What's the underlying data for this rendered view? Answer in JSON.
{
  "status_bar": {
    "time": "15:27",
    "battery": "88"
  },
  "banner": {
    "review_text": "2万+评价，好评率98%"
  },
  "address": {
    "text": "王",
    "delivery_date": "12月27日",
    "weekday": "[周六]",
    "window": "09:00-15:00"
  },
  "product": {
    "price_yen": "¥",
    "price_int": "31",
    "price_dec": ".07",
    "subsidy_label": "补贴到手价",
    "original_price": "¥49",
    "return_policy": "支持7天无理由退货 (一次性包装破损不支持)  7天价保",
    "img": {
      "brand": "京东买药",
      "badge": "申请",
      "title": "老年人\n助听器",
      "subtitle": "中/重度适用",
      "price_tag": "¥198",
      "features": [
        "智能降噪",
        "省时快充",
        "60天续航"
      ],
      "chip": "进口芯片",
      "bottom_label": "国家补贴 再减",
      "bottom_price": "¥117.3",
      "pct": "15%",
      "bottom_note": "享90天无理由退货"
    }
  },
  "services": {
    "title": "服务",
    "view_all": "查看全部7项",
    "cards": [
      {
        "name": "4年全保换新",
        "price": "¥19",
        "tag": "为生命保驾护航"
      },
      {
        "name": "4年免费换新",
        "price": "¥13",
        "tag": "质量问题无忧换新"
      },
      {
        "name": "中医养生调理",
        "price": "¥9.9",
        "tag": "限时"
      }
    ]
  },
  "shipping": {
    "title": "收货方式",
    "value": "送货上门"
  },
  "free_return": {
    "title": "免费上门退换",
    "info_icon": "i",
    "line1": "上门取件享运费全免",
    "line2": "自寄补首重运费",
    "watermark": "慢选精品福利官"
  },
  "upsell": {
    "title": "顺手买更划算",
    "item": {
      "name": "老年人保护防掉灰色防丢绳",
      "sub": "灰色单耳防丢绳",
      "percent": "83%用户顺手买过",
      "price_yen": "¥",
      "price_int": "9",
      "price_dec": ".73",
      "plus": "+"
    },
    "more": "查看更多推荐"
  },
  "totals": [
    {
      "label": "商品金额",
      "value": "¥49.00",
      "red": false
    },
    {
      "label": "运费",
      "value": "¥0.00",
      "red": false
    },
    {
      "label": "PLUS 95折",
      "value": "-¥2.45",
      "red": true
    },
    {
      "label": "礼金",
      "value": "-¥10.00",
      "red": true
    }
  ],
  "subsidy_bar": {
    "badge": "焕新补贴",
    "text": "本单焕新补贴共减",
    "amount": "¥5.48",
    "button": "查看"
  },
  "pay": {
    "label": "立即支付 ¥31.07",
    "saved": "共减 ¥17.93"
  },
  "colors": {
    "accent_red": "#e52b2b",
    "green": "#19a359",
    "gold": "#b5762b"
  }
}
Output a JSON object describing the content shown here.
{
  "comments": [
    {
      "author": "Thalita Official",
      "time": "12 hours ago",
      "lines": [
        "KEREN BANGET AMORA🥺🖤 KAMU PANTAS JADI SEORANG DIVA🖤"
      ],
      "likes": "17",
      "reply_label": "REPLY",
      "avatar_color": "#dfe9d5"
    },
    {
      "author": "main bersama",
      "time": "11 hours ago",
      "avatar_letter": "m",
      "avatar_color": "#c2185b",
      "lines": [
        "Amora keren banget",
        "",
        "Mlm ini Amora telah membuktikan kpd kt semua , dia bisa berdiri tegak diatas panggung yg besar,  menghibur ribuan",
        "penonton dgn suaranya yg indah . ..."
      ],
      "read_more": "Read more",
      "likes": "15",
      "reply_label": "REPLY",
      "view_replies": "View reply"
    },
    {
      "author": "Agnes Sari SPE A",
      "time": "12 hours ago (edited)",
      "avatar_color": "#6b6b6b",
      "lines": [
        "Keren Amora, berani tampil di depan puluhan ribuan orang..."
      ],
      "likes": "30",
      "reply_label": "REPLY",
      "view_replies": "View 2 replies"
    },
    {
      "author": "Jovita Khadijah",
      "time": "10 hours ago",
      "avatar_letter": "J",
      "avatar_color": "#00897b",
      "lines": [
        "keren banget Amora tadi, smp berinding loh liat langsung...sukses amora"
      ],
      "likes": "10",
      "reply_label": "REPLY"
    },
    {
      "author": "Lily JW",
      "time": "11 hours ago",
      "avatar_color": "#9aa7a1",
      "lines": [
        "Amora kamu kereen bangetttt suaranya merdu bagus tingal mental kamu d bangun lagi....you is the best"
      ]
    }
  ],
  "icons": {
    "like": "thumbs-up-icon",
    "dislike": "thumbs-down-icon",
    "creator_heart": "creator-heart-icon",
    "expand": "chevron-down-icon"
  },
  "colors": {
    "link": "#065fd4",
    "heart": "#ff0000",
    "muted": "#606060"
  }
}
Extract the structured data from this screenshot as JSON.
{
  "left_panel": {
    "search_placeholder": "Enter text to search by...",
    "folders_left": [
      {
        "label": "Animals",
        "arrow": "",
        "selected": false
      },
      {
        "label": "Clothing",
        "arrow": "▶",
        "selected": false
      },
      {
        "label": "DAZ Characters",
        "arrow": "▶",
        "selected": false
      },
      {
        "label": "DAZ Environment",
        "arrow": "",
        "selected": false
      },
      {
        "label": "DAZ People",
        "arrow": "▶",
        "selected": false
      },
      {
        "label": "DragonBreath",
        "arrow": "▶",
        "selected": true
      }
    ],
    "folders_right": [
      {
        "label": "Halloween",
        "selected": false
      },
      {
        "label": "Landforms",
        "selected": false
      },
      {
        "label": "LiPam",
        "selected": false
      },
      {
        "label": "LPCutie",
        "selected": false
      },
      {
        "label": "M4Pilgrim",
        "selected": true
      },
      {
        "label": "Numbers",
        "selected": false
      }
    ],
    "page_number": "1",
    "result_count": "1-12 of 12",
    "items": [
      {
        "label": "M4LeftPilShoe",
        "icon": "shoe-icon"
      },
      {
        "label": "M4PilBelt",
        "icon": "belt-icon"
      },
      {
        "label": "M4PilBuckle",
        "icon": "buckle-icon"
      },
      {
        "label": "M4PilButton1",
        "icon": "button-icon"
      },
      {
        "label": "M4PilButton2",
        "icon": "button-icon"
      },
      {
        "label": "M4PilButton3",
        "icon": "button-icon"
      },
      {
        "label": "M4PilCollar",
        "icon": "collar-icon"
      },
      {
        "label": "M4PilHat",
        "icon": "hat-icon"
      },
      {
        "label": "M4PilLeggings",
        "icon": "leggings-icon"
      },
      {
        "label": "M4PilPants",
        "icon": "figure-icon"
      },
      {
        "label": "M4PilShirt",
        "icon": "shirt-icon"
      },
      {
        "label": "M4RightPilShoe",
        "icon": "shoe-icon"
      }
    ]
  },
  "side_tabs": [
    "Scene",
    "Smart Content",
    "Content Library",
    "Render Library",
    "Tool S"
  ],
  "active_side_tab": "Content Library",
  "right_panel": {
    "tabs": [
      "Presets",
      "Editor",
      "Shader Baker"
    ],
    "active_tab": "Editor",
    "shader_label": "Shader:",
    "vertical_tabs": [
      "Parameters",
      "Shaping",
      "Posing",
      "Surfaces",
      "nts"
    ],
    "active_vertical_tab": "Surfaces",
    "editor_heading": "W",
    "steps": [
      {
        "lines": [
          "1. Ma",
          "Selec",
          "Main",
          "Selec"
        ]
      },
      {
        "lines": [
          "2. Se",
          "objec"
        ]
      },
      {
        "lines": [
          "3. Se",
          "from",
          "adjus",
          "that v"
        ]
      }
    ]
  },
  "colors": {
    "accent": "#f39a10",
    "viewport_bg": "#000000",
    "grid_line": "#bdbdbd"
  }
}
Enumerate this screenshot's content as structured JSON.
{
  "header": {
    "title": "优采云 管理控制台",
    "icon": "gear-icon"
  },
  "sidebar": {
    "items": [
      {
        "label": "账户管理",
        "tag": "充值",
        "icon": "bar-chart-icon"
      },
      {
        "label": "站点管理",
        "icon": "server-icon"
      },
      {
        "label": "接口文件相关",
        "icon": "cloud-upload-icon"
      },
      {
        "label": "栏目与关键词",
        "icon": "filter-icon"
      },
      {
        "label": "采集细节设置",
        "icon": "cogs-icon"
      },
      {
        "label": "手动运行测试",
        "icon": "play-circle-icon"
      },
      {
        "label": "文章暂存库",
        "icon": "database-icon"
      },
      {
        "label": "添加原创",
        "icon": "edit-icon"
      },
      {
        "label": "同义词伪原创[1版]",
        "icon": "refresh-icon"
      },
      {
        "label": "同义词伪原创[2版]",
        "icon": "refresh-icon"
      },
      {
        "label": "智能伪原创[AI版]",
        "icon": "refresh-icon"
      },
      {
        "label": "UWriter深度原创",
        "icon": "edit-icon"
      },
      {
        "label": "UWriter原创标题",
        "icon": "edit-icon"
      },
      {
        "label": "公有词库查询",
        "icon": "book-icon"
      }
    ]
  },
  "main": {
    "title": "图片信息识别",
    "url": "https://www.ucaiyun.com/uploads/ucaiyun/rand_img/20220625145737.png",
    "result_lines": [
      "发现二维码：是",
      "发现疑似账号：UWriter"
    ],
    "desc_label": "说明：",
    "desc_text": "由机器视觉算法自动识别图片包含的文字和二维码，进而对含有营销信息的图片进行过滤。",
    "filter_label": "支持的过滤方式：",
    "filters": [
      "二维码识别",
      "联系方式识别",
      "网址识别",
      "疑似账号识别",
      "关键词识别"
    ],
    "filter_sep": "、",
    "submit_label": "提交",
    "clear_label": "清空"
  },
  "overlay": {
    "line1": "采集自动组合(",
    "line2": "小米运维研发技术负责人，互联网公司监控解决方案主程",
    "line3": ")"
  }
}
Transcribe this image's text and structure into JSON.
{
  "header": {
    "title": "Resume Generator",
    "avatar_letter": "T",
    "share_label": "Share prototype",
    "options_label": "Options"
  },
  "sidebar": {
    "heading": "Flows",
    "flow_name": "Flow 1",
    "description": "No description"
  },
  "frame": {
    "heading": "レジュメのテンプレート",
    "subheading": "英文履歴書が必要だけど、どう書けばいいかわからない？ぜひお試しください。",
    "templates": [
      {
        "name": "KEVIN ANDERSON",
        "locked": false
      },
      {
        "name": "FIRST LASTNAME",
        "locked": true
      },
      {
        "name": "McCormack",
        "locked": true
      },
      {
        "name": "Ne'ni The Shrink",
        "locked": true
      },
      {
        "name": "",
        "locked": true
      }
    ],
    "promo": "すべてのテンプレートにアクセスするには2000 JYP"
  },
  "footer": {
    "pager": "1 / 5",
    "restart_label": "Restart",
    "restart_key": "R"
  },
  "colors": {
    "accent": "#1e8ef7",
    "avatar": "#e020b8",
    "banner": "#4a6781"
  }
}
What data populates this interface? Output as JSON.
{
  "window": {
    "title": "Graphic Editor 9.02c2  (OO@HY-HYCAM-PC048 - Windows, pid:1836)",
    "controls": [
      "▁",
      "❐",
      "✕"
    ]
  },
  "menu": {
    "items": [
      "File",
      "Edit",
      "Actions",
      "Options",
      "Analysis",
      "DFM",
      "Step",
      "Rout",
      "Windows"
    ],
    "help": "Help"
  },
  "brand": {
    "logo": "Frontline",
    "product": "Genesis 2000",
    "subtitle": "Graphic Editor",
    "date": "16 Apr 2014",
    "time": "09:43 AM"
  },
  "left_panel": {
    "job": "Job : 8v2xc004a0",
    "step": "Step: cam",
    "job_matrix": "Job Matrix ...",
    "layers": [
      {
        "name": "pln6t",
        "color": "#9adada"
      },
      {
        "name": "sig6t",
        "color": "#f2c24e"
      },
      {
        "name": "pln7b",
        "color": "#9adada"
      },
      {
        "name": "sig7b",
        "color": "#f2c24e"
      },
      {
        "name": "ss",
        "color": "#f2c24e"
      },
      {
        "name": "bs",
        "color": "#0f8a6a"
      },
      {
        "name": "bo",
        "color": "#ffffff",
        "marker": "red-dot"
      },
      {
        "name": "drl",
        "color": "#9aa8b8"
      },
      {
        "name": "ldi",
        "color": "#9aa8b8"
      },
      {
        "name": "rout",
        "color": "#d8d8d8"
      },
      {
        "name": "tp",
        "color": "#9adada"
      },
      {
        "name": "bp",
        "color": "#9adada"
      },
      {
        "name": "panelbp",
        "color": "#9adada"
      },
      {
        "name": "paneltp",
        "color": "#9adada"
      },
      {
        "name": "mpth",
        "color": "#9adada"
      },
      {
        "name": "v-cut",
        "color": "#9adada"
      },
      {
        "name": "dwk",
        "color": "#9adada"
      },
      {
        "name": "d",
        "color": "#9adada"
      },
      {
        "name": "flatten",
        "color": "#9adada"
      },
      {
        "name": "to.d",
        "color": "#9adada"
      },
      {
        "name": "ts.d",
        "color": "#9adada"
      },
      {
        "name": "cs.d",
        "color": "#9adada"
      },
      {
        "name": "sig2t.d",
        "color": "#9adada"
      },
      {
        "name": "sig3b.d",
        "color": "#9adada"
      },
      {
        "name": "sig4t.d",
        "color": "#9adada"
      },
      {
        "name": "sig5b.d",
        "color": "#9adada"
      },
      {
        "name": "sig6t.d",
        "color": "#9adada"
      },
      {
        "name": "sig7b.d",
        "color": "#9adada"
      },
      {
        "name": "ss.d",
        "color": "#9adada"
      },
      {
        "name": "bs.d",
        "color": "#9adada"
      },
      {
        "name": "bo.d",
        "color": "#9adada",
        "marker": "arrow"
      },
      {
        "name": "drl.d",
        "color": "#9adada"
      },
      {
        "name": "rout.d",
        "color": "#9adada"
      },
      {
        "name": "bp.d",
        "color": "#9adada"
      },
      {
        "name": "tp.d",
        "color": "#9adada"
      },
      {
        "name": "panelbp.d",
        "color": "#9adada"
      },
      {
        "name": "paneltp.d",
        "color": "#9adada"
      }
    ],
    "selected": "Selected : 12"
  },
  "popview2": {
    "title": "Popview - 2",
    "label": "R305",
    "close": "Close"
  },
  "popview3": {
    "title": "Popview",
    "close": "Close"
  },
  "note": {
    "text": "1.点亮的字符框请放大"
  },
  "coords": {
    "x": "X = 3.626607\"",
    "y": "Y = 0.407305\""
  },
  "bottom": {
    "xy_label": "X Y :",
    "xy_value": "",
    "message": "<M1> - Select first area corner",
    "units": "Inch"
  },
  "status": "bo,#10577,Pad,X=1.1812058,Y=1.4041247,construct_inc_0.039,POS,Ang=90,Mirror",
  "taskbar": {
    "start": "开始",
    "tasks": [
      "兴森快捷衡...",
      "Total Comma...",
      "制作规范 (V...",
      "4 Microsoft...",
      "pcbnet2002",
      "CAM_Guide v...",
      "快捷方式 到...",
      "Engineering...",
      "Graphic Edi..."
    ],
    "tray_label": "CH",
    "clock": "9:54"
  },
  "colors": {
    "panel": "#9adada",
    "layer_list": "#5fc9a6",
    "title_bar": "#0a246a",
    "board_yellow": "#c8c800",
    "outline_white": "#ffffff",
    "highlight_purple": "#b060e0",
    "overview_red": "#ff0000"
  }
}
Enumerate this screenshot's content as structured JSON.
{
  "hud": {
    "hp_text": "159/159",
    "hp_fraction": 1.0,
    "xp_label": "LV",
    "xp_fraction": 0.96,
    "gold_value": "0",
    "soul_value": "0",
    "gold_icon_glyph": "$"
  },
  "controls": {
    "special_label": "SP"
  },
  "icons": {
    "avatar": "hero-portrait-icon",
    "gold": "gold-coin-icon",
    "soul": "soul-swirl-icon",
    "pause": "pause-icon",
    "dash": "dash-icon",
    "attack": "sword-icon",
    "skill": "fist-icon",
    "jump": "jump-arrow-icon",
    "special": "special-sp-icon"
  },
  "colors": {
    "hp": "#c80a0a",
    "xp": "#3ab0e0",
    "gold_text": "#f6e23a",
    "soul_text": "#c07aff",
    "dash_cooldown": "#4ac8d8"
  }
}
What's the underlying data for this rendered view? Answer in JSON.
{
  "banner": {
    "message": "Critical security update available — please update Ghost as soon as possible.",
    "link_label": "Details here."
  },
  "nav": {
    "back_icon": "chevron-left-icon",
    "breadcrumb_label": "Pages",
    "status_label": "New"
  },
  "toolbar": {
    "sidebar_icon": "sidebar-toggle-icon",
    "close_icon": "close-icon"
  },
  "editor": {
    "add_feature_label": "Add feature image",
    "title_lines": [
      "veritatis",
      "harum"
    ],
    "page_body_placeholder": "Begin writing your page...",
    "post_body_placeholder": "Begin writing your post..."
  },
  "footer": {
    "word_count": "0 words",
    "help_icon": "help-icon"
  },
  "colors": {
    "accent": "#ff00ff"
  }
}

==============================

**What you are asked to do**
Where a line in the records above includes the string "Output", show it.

**Answer space**
Output a JSON object describing the content shown here.
What data populates this interface? Output as JSON.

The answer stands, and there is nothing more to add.